A diagnosis of an autism spectrum disorder (ASD) is based on observable behavioral characteristics. We are beginning to have an understanding of why people have those observable characteristics, that is to say, why they behave the way they do.
From observation and written accounts by people with ASD, we can understand what some of the behaviors mean. This is helpful information for the general public so they can develop an understanding of why people with ASD might act a certain way, and understanding is a near neighbor of tolerance! It is invaluable knowledge for parents, caregivers, teachers, and other professionals who are trying to decide what therapies, treatments, and interventions could help a person with an ASD.
Behaviors Are a Form of Communication
For the very young, and those who are nonverbal, behaviors can be the only way for them to communicate with us and the only way for us to understand what is going on with them.

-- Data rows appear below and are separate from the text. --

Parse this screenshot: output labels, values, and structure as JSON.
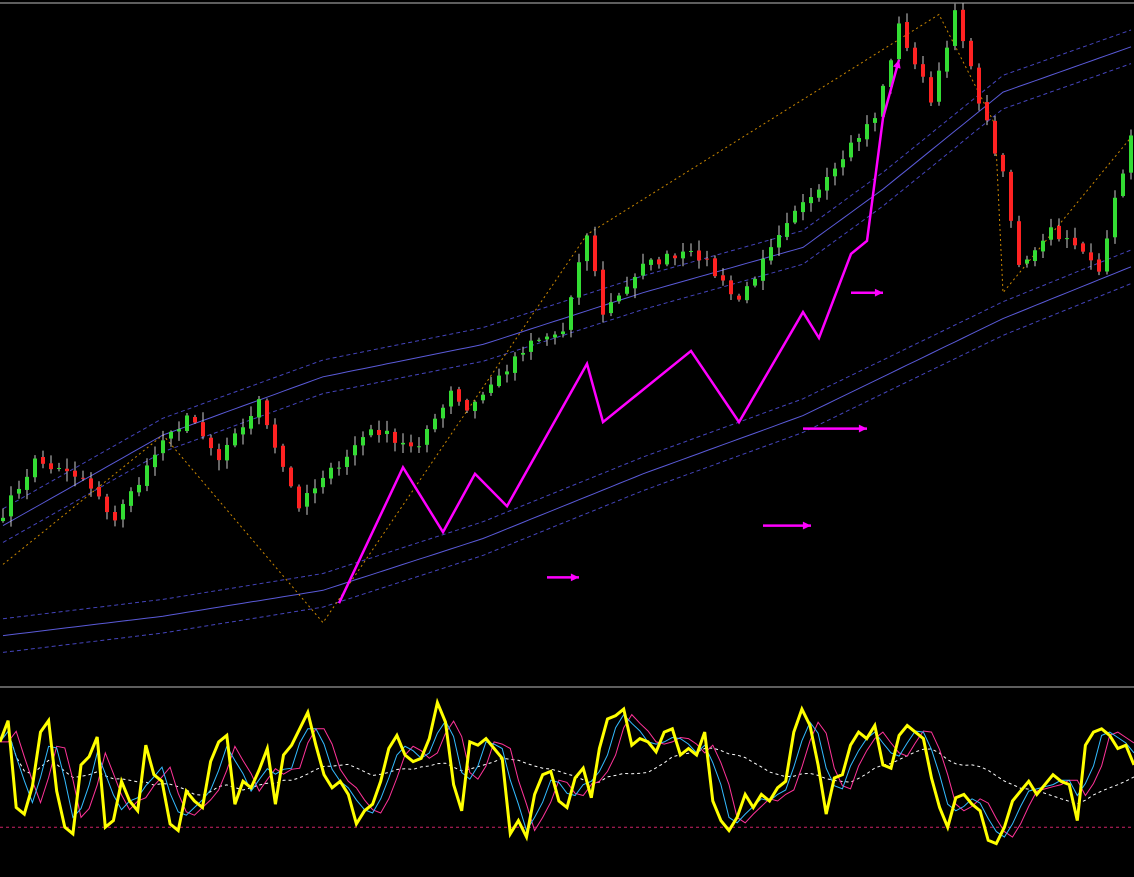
{
  "chart_data": [
    {
      "type": "candlestick",
      "panel": "price",
      "grid": false,
      "legend": "none",
      "y_range": [
        0,
        100
      ],
      "colors": {
        "background": "#000000",
        "bull_candle": "#33dd33",
        "bear_candle": "#ff2222",
        "wick": "#cccccc",
        "envelope_solid": "#5a5ad8",
        "envelope_dashed": "#4444bb",
        "zigzag": "#cc8800",
        "annotation_arrows": "#ff00ff"
      },
      "price_path": [
        {
          "i": 0,
          "v": 22
        },
        {
          "i": 4,
          "v": 30
        },
        {
          "i": 10,
          "v": 27
        },
        {
          "i": 14,
          "v": 21
        },
        {
          "i": 19,
          "v": 31
        },
        {
          "i": 23,
          "v": 37
        },
        {
          "i": 27,
          "v": 30
        },
        {
          "i": 32,
          "v": 39
        },
        {
          "i": 37,
          "v": 23
        },
        {
          "i": 46,
          "v": 35
        },
        {
          "i": 52,
          "v": 32
        },
        {
          "i": 56,
          "v": 41
        },
        {
          "i": 58,
          "v": 38
        },
        {
          "i": 66,
          "v": 48
        },
        {
          "i": 70,
          "v": 50
        },
        {
          "i": 73,
          "v": 65
        },
        {
          "i": 75,
          "v": 53
        },
        {
          "i": 80,
          "v": 60
        },
        {
          "i": 86,
          "v": 63
        },
        {
          "i": 92,
          "v": 55
        },
        {
          "i": 99,
          "v": 68
        },
        {
          "i": 106,
          "v": 79
        },
        {
          "i": 109,
          "v": 83
        },
        {
          "i": 112,
          "v": 97
        },
        {
          "i": 116,
          "v": 86
        },
        {
          "i": 119,
          "v": 99
        },
        {
          "i": 122,
          "v": 86
        },
        {
          "i": 125,
          "v": 74
        },
        {
          "i": 127,
          "v": 60
        },
        {
          "i": 131,
          "v": 66
        },
        {
          "i": 137,
          "v": 60
        },
        {
          "i": 141,
          "v": 80
        }
      ],
      "envelope_upper": [
        [
          0,
          20
        ],
        [
          20,
          34
        ],
        [
          40,
          43
        ],
        [
          60,
          48
        ],
        [
          80,
          56
        ],
        [
          100,
          63
        ],
        [
          110,
          72
        ],
        [
          125,
          87
        ],
        [
          141,
          94
        ]
      ],
      "envelope_lower": [
        [
          0,
          3
        ],
        [
          20,
          6
        ],
        [
          40,
          10
        ],
        [
          60,
          18
        ],
        [
          80,
          28
        ],
        [
          100,
          37
        ],
        [
          110,
          43
        ],
        [
          125,
          52
        ],
        [
          141,
          60
        ]
      ],
      "zigzag": [
        [
          0,
          14
        ],
        [
          20,
          34
        ],
        [
          40,
          5
        ],
        [
          73,
          65
        ],
        [
          117,
          99
        ],
        [
          124,
          82
        ],
        [
          125,
          56
        ],
        [
          141,
          80
        ]
      ],
      "annotation_arrows": [
        [
          [
            42,
            8
          ],
          [
            50,
            29
          ],
          [
            55,
            19
          ],
          [
            59,
            28
          ],
          [
            63,
            23
          ],
          [
            73,
            45
          ],
          [
            75,
            36
          ],
          [
            86,
            47
          ],
          [
            92,
            36
          ],
          [
            100,
            53
          ],
          [
            102,
            49
          ],
          [
            106,
            62
          ],
          [
            108,
            64
          ],
          [
            110,
            83
          ],
          [
            112,
            92
          ]
        ],
        [
          [
            68,
            12
          ],
          [
            72,
            12
          ]
        ],
        [
          [
            95,
            20
          ],
          [
            101,
            20
          ]
        ],
        [
          [
            100,
            35
          ],
          [
            108,
            35
          ]
        ],
        [
          [
            106,
            56
          ],
          [
            110,
            56
          ]
        ]
      ]
    },
    {
      "type": "line",
      "panel": "oscillator",
      "grid": false,
      "legend": "none",
      "y_range": [
        0,
        100
      ],
      "colors": {
        "main": "#ffff00",
        "signal_a": "#33bbff",
        "signal_b": "#ff3399",
        "slow": "#ffffff",
        "level": "#cc2266"
      },
      "series": [
        {
          "values": [
            72,
            85,
            32,
            28,
            45,
            78,
            85,
            42,
            20,
            16,
            58,
            63,
            75,
            20,
            24,
            48,
            36,
            30,
            70,
            52,
            48,
            22,
            18,
            42,
            36,
            32,
            60,
            72,
            76,
            34,
            48,
            44,
            55,
            68,
            34,
            64,
            70,
            80,
            90,
            70,
            52,
            44,
            48,
            40,
            22,
            30,
            34,
            48,
            68,
            76,
            64,
            60,
            62,
            74,
            96,
            84,
            46,
            30,
            72,
            70,
            74,
            68,
            62,
            16,
            24,
            14,
            40,
            52,
            54,
            36,
            32,
            50,
            56,
            38,
            68,
            86,
            88,
            92,
            70,
            74,
            72,
            66,
            78,
            80,
            64,
            68,
            64,
            78,
            36,
            24,
            18,
            26,
            40,
            32,
            40,
            36,
            44,
            48,
            78,
            92,
            82,
            58,
            28,
            50,
            52,
            70,
            78,
            74,
            82,
            58,
            56,
            76,
            82,
            78,
            74,
            50,
            32,
            20,
            38,
            40,
            34,
            30,
            12,
            10,
            20,
            36,
            42,
            48,
            40,
            46,
            52,
            48,
            46,
            24,
            70,
            78,
            80,
            76,
            68,
            70,
            58
          ]
        }
      ],
      "levels": [
        20
      ]
    }
  ]
}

Some of these behaviors are avoidance behaviors. Other behaviors are indicative of the individuals trying to make sense of their surroundings. The brain structure of many people with ASD is unlike ours, with some processing circuits wired differently, and it is important to realize that they cannot help what they are doing; they are not just "being difficult."

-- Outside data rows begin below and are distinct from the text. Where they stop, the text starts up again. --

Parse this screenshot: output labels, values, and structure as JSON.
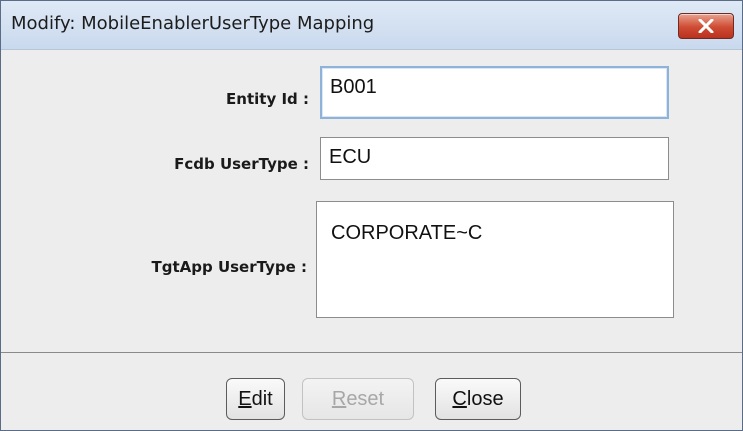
{
  "window": {
    "title": "Modify: MobileEnablerUserType Mapping"
  },
  "icons": {
    "close": "close-icon"
  },
  "colors": {
    "title_gradient_top": "#dfe9f6",
    "title_gradient_bottom": "#c9d9ee",
    "close_button": "#cf4b33",
    "dialog_background": "#ededed",
    "focus_border": "#8fb2d9"
  },
  "form": {
    "entity_id": {
      "label": "Entity Id :",
      "value": "B001"
    },
    "fcdb_usertype": {
      "label": "Fcdb UserType :",
      "value": "ECU"
    },
    "tgtapp_usertype": {
      "label": "TgtApp UserType :",
      "value": "CORPORATE~C"
    }
  },
  "buttons": {
    "edit": {
      "mnemonic": "E",
      "rest": "dit",
      "enabled": true
    },
    "reset": {
      "mnemonic": "R",
      "rest": "eset",
      "enabled": false
    },
    "close": {
      "mnemonic": "C",
      "rest": "lose",
      "enabled": true
    }
  }
}
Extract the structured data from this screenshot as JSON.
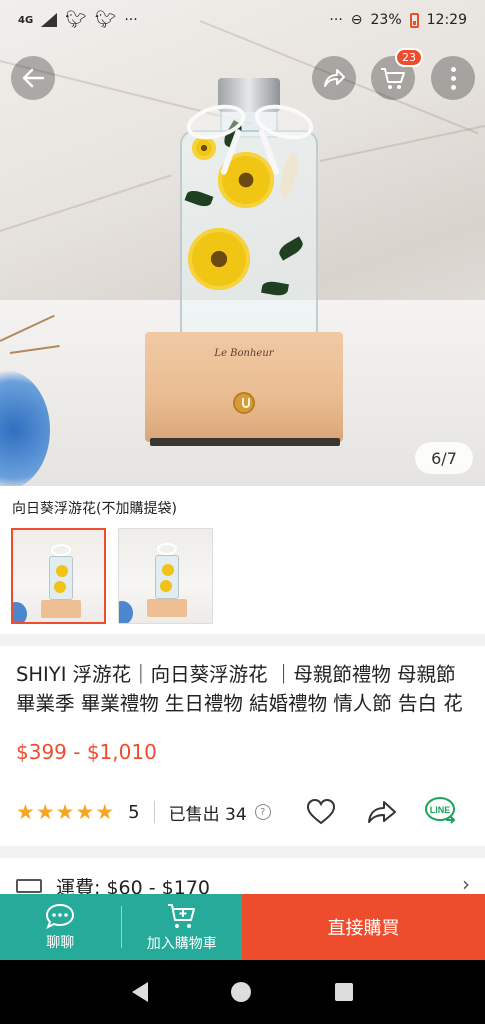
{
  "status_bar": {
    "network": "4G",
    "dots": "···",
    "right_dots": "···",
    "battery": "23%",
    "time": "12:29"
  },
  "hero": {
    "engraving": "Le Bonheur",
    "page_indicator": "6/7"
  },
  "header": {
    "cart_count": "23"
  },
  "variation": {
    "title": "向日葵浮游花(不加購提袋)",
    "thumbnails": [
      {
        "selected": true
      },
      {
        "selected": false
      }
    ]
  },
  "product": {
    "title": "SHIYI 浮游花｜向日葵浮游花 ｜母親節禮物 母親節 畢業季 畢業禮物 生日禮物 結婚禮物 情人節 告白 花 花禮",
    "price": "$399 - $1,010",
    "rating": "5",
    "stars": 5,
    "sold_label": "已售出 34"
  },
  "shipping": {
    "label": "運費: $60 - $170"
  },
  "bottom_bar": {
    "chat_label": "聊聊",
    "add_to_cart_label": "加入購物車",
    "buy_now_label": "直接購買"
  },
  "colors": {
    "accent": "#ee4d2d",
    "teal": "#26aa99",
    "star": "#f5a623"
  }
}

Parents, caregivers, and teachers can observe a person's behaviors and try to analyze the reason behind them. There is a certain amount of guesswork involved, but by systematically picking one behavior and writing down your observations, you will probably find a pattern.
For example, if a child keeps taking his clothes off, he is probably sensitive to the feel of fabrics on the skin. It would be helpful to observe and take notes on this particular behavior, such as whether he is doing it when he is wearing a certain type of fabric or a certain fit or cut of clothing. Identifying what he can wear will make it easier for him to be comfortable. Perhaps he can be desensitized by a sensory integration technique of "brushing" the skin with a soft plastic brush specifically made for that purpose.
Striking a Balance between Changing the Environment and Changing the Behavior
As parents and caregivers, we need to find the balance between trying to change the environment and changing the individual. Usually a bit of both will be in order. For example, if behaviors indicate possible food allergies, and tests indicate that that is so, a change in diet (the environment) is in order. However, the person may need to learn to tolerate (slowly, through desensitization) eating certain foods that perhaps he would not eat before if he is following a special diet to help his condition.
If a person has auditory and visual sensory processing difficulties, perhaps he can undergo auditory training or vision therapy and avoid spending too much time in noisy, bright environments. Classrooms should not be lit with fluorescent lighting, but the child also needs to learn an alternative appropriate behavior, such as requesting a break or permission to go for a walk, rather than having a temper tantrum.
Listed below are some behaviors and what they can mean. Keep in mind that these are generalizations and that everyone is different, so they may not be true for everyone. Nonetheless, this is a good place to start trying to analyze a person's behaviors. Then, when looking at treatments and therapies, you will already have an idea of areas in which you can help this person. Remember, too, that some behaviors can be indicative of different causes, so you need to look at the total person.